At the same time, Viacom is still going to try to find ways to syndicate its content to many other sites (even small blogs).
I had a chance to interview Chase Norlin, who is the CEO of Pixsy (an online video syndication site). According to him:
CN: "Big media companies are saying to themselves: 'Why should Google, via YouTube, have a stranglehold on media distribution and delivery?' If I'm a top exec of a big media company it makes sense that I'd want to control the delivery and monetization of my proprietary content. This is why I believe you'll see a new competing service, created by the major media companies, that is designed to rival YouTube. They're sitting back and saying, 'why don't we control eyeballs and distribution ourselves?'
"It seems reasonable to think that Viacom would not have requested Google to remove those clips if two requirements were met: (a) that there was a working monetization system in place that compensated Viacom fairly for this content (which cost Viacom a lot of money to create), and (b) that Viacom would be able to control what content was uploaded into the YouTube system.
"Both of these are not really possible at the moment with YouTube.

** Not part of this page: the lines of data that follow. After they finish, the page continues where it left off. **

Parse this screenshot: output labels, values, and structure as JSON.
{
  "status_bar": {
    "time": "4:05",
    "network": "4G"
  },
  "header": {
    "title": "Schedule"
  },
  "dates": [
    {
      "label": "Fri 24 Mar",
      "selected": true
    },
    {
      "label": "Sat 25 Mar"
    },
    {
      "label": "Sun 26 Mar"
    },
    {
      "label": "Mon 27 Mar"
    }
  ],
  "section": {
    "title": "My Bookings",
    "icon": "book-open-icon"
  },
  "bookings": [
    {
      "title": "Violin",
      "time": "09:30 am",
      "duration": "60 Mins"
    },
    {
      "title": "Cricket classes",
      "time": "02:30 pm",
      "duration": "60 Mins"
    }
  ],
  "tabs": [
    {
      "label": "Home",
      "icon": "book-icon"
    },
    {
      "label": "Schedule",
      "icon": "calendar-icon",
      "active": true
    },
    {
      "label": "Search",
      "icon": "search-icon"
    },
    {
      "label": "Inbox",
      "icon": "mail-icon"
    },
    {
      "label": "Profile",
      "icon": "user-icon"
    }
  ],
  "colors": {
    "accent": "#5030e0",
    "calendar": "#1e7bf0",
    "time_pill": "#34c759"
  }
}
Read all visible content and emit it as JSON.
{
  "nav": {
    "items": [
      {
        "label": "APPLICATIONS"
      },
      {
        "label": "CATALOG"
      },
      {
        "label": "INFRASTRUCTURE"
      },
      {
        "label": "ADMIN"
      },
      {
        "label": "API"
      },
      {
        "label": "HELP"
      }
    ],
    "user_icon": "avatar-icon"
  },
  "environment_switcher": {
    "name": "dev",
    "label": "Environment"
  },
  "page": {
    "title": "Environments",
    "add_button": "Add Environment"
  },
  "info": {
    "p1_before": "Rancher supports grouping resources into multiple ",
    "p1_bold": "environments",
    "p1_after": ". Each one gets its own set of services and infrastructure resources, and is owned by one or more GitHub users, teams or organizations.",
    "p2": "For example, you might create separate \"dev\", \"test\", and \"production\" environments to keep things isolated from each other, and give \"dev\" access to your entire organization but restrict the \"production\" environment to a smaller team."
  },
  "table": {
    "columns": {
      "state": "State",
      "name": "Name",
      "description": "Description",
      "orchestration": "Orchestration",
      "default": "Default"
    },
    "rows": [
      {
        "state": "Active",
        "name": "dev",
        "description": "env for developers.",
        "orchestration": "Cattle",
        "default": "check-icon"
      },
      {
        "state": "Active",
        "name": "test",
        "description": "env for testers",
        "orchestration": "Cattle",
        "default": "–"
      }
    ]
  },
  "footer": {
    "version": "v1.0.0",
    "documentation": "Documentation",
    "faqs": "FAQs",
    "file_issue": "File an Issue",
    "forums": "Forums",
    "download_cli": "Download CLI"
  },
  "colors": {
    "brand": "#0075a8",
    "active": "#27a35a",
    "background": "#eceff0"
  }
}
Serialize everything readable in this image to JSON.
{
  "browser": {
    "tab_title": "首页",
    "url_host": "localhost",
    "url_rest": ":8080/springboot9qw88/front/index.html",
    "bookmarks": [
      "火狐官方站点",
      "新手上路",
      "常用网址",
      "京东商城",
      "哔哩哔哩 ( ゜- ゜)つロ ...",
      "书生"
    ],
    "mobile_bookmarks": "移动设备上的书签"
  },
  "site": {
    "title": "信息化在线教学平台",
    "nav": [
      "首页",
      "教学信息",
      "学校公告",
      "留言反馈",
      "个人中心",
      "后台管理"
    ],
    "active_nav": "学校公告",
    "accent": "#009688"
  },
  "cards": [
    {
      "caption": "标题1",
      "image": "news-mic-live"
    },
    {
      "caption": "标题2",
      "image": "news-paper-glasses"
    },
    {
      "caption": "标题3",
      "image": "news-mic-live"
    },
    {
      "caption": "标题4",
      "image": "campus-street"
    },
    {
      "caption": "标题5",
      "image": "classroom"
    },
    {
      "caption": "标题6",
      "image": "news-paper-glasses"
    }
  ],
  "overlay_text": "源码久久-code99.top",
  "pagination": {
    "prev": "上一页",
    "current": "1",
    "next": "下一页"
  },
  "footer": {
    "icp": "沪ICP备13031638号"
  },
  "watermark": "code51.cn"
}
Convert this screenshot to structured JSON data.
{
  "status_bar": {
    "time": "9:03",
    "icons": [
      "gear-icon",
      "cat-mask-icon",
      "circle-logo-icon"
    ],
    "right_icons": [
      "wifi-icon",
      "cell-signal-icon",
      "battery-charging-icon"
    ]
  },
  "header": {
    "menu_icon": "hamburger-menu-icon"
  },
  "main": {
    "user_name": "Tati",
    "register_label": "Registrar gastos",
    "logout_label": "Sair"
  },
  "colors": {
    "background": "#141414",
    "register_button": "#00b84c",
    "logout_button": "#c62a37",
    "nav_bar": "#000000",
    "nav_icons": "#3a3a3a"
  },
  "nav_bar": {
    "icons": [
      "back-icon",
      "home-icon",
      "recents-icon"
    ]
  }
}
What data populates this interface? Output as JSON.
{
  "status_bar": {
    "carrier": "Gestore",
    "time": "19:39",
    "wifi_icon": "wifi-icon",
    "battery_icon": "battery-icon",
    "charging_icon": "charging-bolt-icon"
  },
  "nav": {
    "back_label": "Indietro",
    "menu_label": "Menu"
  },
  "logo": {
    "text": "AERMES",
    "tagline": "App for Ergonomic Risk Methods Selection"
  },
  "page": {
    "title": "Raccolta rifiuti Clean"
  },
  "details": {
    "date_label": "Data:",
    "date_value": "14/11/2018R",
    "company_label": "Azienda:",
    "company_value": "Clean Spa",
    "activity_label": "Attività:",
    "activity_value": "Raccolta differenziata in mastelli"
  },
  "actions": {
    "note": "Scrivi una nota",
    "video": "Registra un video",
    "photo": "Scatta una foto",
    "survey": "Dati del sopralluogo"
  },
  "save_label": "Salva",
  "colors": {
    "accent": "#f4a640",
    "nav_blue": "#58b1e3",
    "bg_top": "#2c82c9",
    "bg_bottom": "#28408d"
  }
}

In order for YouTube to build a large index of professionally created media content they'll have to address these two issues successfully."
Tom Taulli is the author of various books, including the Complete M&A Handbook and the EDGAR-Online Guide to Decoding Financial Statements.